Wednesday, June 11, 2008

Non-English Speakers

How do you communicate with parents who speak a different language from yourself?  Does the school ever provide interpreters?  What about publications that are sent home to the families?  Do you have to rely on the kids?  I am unfamiliar with how this works.


Cassandra said...

This is a great question, and it is definitely something that you will run into!

At East High School, there were different teachers (such as the language teachers) and councilors that spoke spanish and other languages. So, if you needed to call home, you could usually ask one of them to help with the conversation.

The school also had some of its 'standard' letters already printed out in spanish.

Students probably aren't a great resource, unless you are calling home to tell the parents that they are doing a great job.

Grace Butler said...

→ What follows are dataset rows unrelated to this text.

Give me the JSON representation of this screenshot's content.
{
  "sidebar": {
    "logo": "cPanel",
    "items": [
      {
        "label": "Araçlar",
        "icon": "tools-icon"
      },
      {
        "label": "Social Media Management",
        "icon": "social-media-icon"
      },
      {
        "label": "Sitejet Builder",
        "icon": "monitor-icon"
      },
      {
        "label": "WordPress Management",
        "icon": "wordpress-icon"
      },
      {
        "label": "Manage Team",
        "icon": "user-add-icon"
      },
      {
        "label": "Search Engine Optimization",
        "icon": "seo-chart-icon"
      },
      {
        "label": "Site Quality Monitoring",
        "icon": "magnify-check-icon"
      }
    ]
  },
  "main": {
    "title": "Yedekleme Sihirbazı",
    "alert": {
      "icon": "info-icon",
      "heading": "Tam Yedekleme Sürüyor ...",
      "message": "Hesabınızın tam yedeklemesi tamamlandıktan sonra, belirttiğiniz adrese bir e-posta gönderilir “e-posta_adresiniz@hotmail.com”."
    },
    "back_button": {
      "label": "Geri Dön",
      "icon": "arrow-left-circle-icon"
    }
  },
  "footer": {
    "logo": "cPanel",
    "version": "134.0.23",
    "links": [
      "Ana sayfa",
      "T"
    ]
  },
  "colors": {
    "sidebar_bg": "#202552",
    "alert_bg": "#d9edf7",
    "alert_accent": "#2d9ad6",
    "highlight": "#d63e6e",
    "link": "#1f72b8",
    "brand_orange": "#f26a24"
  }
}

Okay, and what about the less common languages like Cambodian or Tamil where there might not be a faculty member who speaks it?

Kelly H said...

Grace - You do bring up a great point. For Jefferson, and most of the RCSD families, the majority of parents and students speak English or Spanish as a primary language. Because of this all notices mailed home are in English and Spanish. But... many of our international students have parents who do not speak English. Legally, we are required to have a translator for all languages represented in the district. But, with new students from all over the world arriving every week, finding a translator is extremely difficult. Unfortunately, parents and students are unaware of their legal rights to a translator, and if no one advocates for their rights, we fail to meet these needs. It's unfortunate, but true.

Grace Butler said...

Good to know. Thanks!